Before my wife and I began our vacation last weekend to New Mexico, I kept having this feeling.
Hey. You’ll be driving in the desert. What if your car breaks down in the desert?
. . . breaks down in the desert?
. . . down in the desert?
. . . breaks down . . .
Our car broke down in the desert, in the late afternoon of Friday, May 3.
Earlier that day, we had just seen the splendors of Carlsbad Caverns. Taken dozens of photos. Marveled at this natural wonder.
Then as we drove toward El Paso, another certain ground-based resource secretly leaked all the way out of the engine.
Yes, that’s right. Within minutes, our 2007 Kia Optima’s engine had roasted itself. Like a terrible, tragic, broken comedy.
Of course, the car stereo, air conditioner, and everything else kept going merrily along. While we sat there in shock, left without even a cellular phone signal. Seriously: we had no cell phone signal, no running vehicle, no way to escape the situation. Total nightmare fuel.
Literally—just as if we had entered the parallel universe of an evangelical men’s devotional—all we could do was pray.
Sometimes those ‘cheesy’ devotional stories do happen
And I am not making this up: within minutes, help arrived.
His name was Joe. He lived in El Paso, worked for a company near Carlsbad. It’s one of those companies where you have to drive for hours, then live on-site Monday through Friday, coming home only on weekends.
“This road is usually empty,” Joe told us. “Only on Friday night does everyone start driving home.”
So if we had broken down in any other area, at any other time of day, we might have fared even worse.

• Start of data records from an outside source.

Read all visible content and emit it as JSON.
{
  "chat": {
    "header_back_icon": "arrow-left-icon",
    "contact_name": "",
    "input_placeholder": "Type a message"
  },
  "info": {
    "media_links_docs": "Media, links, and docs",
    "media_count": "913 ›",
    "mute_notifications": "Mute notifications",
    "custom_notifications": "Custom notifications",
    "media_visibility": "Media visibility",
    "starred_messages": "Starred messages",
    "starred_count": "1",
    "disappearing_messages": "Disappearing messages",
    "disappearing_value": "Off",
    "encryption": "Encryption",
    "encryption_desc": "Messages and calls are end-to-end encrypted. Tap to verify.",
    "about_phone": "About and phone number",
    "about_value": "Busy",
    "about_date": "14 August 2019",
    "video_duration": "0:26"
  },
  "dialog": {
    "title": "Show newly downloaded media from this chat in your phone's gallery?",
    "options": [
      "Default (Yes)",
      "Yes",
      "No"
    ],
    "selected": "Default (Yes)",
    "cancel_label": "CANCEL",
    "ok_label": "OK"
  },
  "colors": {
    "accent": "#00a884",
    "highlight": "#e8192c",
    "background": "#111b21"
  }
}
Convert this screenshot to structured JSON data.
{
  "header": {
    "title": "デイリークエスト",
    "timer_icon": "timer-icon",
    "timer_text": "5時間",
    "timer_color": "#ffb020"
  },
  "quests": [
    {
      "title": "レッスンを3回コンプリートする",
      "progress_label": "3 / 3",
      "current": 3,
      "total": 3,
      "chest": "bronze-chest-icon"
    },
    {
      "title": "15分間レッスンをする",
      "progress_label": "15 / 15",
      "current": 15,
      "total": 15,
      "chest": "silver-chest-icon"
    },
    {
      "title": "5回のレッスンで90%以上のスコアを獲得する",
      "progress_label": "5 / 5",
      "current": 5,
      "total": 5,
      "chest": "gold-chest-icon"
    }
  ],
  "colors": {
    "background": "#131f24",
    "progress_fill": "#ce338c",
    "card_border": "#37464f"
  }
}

Joe had an amazing story to share: A youth of family conflict, drugs, false accusations, trial and forgiveness. He’d returned to the faith of his youth, gotten saved, joined a church. Gotten married just this past year; he and his now-wife already have three precious boys.
He told us he had just been driving by himself, listening to a radio-show swap meet. Then he had switched over to Christian music.
A moment later, he saw us by the side of the road and knew he had to help.
Not only that, but Joe said he had broken down in this similar area not long ago. As an El Paso native, he knew just what wrecker to call, where to get a rental car, and what repair shop may/may not be open the following day.
It’s not often you get this kind of deus ex machina in real life.
We’re still connected with Joe. In fact, I’ll likely send him this article.
Since then: please pray for our treasonous vehicle
My wife and I spent the next day working around car shop claims and swelling expenses. Rental and towing expenses grew and grew.
We ended up strapping the Kia’s carcass to a U-Haul trailer.
Then we dragged the sorry thing with us, all the way to Roswell, New Mexico, and then, the next day, on to home.
Yes, we had scheduled ourselves to be in Roswell on May 4 (as in, “May the Fourth be with you”). Secretly, I wanted the “geek cred” of doing so. (We still got there in time, though we barely saw the community while driving through to our AirBnB.)
Here’s what I wrote in the AirBnB guest book—alongside the very excellent Bible they’d placed nearby for guest benefit.
So, as for what happens next:
- For now, I’ll temporarily step back writing new content, both here and at Speculative Faith.
- Please pray we can either find a new-used, excellent car, or (unlikely) somehow fix the traitorous Kia.
- Please also pray for a Secret Project (redacted above) and Lorehaven magazine. Even more importantly, please pray for my wife’s and my upcoming foster-care venture. Because you seriously need a well-working vehicle to take care of precious children.
Breaking news: Literally, just after I finished that last sentence, my wife returned home from work. She’s been driving our emergency backup car. Which, we just learned, is now leaking coolant into the engine.
So. We may actually need two cars. At the same time.
Those prayers I asked for? Please double them.